I read Always Only You and liked it, but didn’t rush out to read other books in the series. Finally, I decided I might be in the mood to try another, and tore through the story, despite all the very hard things in it.

Then I read the author’s note and I liked it even more.

Growth also enabled me to pursue republishing this story when I learned the ways I could make this story so much stronger.

Since beginning my author journey, I have grown in my knowledge of how best to write authentic representation. Where I am as an author now is not where I began, and when I learned that aspects of the late-deafened representation in this book fell short of the standard for authenticity that I strive for, I wanted to correct that through critique and resolution of those inaccuracies.

All the kudos for that.

Ryder was ready to start his first year at UCLA when everything changed.

“Ry.” I hear it like I’m underwater, faint and warped. That’s what life sounds like with moderate and severe hearing loss, in the right and left ears, respectively. Bacterial meningitis came out of nowhere just a few cruel weeks before preseason at UCLA began.

Willa has goals, and she is not going to let anything stop her from achieving them–including her Business Mathematics professor who is seemingly trying to be a complete bastard to her–especially when he makes her partner with the lumberjack who has seemingly become the bane of her existence in that class.

Several things–I liked Ryder way more than I liked Willa.
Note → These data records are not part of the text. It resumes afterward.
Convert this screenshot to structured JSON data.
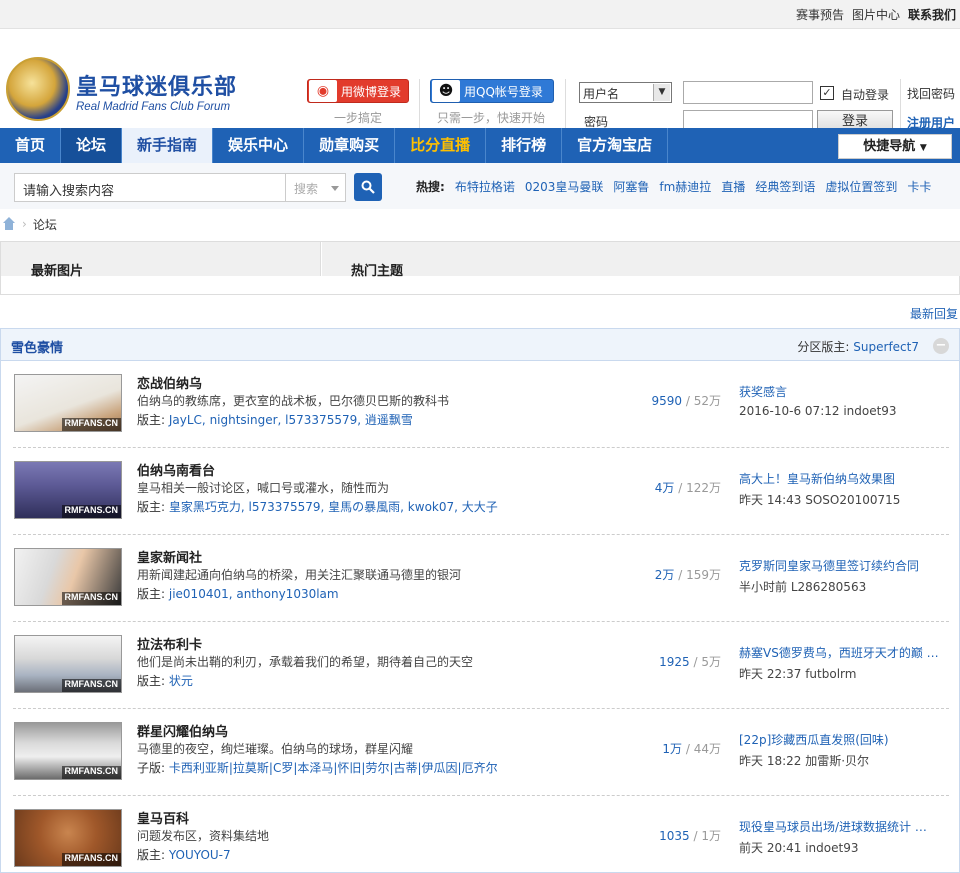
{
  "topbar": {
    "links": [
      "赛事预告",
      "图片中心",
      "联系我们"
    ]
  },
  "logo": {
    "title": "皇马球迷俱乐部",
    "subtitle": "Real Madrid Fans Club Forum"
  },
  "login": {
    "weibo_label": "用微博登录",
    "weibo_hint": "一步搞定",
    "qq_label": "用QQ帐号登录",
    "qq_hint": "只需一步，快速开始",
    "username_select": "用户名",
    "password_label": "密码",
    "auto_login": "自动登录",
    "submit": "登录",
    "find_password": "找回密码",
    "register": "注册用户"
  },
  "nav": {
    "items": [
      "首页",
      "论坛",
      "新手指南",
      "娱乐中心",
      "勋章购买",
      "比分直播",
      "排行榜",
      "官方淘宝店"
    ],
    "quick_nav": "快捷导航"
  },
  "search": {
    "placeholder": "请输入搜索内容",
    "type": "搜索",
    "hot_label": "热搜:",
    "hot": [
      "布特拉格诺",
      "0203皇马曼联",
      "阿塞鲁",
      "fm赫迪拉",
      "直播",
      "经典签到语",
      "虚拟位置签到",
      "卡卡"
    ]
  },
  "breadcrumb": {
    "current": "论坛"
  },
  "tabs": {
    "left": "最新图片",
    "right": "热门主题"
  },
  "latest_reply": "最新回复",
  "forum": {
    "title": "雪色豪情",
    "mod_label": "分区版主:",
    "mod_name": "Superfect7",
    "collapse": "−",
    "thumb_tag": "RMFANS.CN",
    "rows": [
      {
        "name": "恋战伯纳乌",
        "desc": "伯纳乌的教练席，更衣室的战术板，巴尔德贝巴斯的教科书",
        "mod_label": "版主:",
        "mods": "JayLC, nightsinger, l573375579, 逍遥飘雪",
        "threads": "9590",
        "posts": "52万",
        "last_title": "获奖感言",
        "last_meta": "2016-10-6 07:12 indoet93"
      },
      {
        "name": "伯纳乌南看台",
        "desc": "皇马相关一般讨论区，喊口号或灌水，随性而为",
        "mod_label": "版主:",
        "mods": "皇家黑巧克力, l573375579, 皇馬の暴風雨, kwok07, 大大子",
        "threads": "4万",
        "posts": "122万",
        "last_title": "高大上！皇马新伯纳乌效果图",
        "last_meta": "昨天 14:43 SOSO20100715"
      },
      {
        "name": "皇家新闻社",
        "desc": "用新闻建起通向伯纳乌的桥梁，用关注汇聚联通马德里的银河",
        "mod_label": "版主:",
        "mods": "jie010401, anthony1030lam",
        "threads": "2万",
        "posts": "159万",
        "last_title": "克罗斯同皇家马德里签订续约合同",
        "last_meta": "半小时前  L286280563"
      },
      {
        "name": "拉法布利卡",
        "desc": "他们是尚未出鞘的利刃，承载着我们的希望，期待着自己的天空",
        "mod_label": "版主:",
        "mods": "状元",
        "threads": "1925",
        "posts": "5万",
        "last_title": "赫塞VS德罗费乌，西班牙天才的巅 …",
        "last_meta": "昨天 22:37 futbolrm"
      },
      {
        "name": "群星闪耀伯纳乌",
        "desc": "马德里的夜空，绚烂璀璨。伯纳乌的球场，群星闪耀",
        "mod_label": "子版:",
        "mods": "卡西利亚斯|拉莫斯|C罗|本泽马|怀旧|劳尔|古蒂|伊瓜因|厄齐尔",
        "threads": "1万",
        "posts": "44万",
        "last_title": "[22p]珍藏西瓜直发照(回味)",
        "last_meta": "昨天 18:22 加雷斯·贝尔"
      },
      {
        "name": "皇马百科",
        "desc": "问题发布区，资料集结地",
        "mod_label": "版主:",
        "mods": "YOUYOU-7",
        "threads": "1035",
        "posts": "1万",
        "last_title": "现役皇马球员出场/进球数据统计 …",
        "last_meta": "前天 20:41 indoet93"
      }
    ]
  },
  "colors": {
    "nav_blue": "#1f62b5",
    "weibo_red": "#e23b2c",
    "qq_blue": "#2f79d6",
    "link_blue": "#1f62b5"
  }
}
Eventually we discover why Willa tends to react rather than act, and why she doesn’t trust, but her reaction to discovering why Ryder was seemingly ignoring her felt really lacking in any empathy.

The two are seemingly the same age, but Ryder is far more mature, which made him seem significantly older than her.
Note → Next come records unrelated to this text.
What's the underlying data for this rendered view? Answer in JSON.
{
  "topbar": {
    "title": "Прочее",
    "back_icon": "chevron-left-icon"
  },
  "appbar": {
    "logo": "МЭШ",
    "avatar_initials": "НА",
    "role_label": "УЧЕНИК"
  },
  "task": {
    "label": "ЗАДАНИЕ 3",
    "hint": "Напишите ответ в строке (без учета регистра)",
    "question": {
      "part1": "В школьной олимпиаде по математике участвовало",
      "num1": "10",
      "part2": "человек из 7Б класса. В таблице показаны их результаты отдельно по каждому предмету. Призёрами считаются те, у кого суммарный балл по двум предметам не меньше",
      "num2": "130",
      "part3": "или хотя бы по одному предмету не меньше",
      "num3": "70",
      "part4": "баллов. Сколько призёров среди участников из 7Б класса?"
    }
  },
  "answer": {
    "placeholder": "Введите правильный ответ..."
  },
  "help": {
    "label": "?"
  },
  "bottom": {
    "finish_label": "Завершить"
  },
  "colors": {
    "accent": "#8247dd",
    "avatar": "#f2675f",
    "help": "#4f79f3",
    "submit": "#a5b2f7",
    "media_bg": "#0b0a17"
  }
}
I was frustrated by both characters refusing to open up and share with each other. Some of it is understandable.

I’m hiding it on purpose. Because if no one knows it’s there, there’s no pressure to talk, no expectation to hear perfectly. Maybe that seems to defeat the purpose of the hearing aid, but it doesn’t. The hearing aid is for me, not for others’ convenience.
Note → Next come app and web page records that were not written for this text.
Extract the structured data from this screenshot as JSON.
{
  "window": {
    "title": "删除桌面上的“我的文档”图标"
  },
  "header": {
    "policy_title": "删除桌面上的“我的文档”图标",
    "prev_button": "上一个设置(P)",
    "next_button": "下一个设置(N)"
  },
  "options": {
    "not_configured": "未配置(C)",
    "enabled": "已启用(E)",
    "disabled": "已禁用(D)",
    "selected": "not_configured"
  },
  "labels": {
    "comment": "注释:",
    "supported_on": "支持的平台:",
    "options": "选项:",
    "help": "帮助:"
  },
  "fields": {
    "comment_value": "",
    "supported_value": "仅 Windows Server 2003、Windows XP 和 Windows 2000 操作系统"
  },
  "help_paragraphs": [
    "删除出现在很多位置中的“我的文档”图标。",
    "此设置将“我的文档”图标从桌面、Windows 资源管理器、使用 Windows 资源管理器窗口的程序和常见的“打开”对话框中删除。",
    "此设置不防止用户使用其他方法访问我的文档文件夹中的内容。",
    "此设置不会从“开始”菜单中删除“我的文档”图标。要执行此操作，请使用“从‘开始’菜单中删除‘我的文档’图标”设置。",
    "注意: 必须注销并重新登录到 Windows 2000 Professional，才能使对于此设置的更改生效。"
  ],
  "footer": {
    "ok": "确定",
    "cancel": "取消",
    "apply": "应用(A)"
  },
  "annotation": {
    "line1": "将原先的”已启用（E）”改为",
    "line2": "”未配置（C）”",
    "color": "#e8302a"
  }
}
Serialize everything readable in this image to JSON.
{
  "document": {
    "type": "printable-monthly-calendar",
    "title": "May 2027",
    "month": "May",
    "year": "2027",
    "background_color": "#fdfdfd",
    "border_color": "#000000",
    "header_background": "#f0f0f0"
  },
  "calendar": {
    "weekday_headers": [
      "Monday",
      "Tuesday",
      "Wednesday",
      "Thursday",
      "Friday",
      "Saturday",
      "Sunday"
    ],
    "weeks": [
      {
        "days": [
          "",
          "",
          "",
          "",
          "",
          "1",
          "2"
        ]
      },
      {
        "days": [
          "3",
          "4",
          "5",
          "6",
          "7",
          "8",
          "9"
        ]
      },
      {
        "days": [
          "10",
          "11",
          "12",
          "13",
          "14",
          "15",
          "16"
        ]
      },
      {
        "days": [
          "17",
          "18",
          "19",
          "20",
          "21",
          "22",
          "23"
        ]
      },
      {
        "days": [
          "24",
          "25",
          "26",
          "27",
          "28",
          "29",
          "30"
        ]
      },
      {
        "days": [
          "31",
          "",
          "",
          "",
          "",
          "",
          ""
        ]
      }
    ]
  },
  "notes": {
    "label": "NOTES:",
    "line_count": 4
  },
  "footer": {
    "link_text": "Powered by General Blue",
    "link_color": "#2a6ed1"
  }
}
Some of it far less so.

I didn’t lie to Ryder, but I didn’t exactly tell him the truth either. It’s just that talking about your sick-with-cancer mom is about as uncomfortable a conversation topic as I can think of, and as I’ve admitted, squidgy dialogues aren’t my speed.

One bit I especially liked was how the story dealt with grief.

“Let me start again. Willa, your grief is valid. Your pain is real.”

I stare at her. “But?”

“But nothing.” Rooney shifts in her chair, scooting closer. “And it’s threatening your well-being. I think it’s time to go talk to someone. Go to grief counseling. I don’t know if they’re suitable for this, but maybe also look into antidepressants. It’s been months, and you’re still struggling to function, Willa. There’s no shame in grief. You’ll grieve as long as you need to. There’s just room for caution when it’s compromising your well-being.”

That is a really fantastic summation of dealing with grief.

There were parts of the story I felt could have been tightened up a bit, places where things were a bit slow, but overall, I enjoyed it and I loved how important it is to the author to get the representation right.

Rating: 8/10


No comments

| TrackBack URI

Leave a Comment

XHTML: <a href="" title=""> <abbr title=""> <acronym title=""> <b> <blockquote cite=""> <cite> <code> <del datetime=""> <em> <i> <q cite=""> <s> <strike> <strong>

RSS feed Comments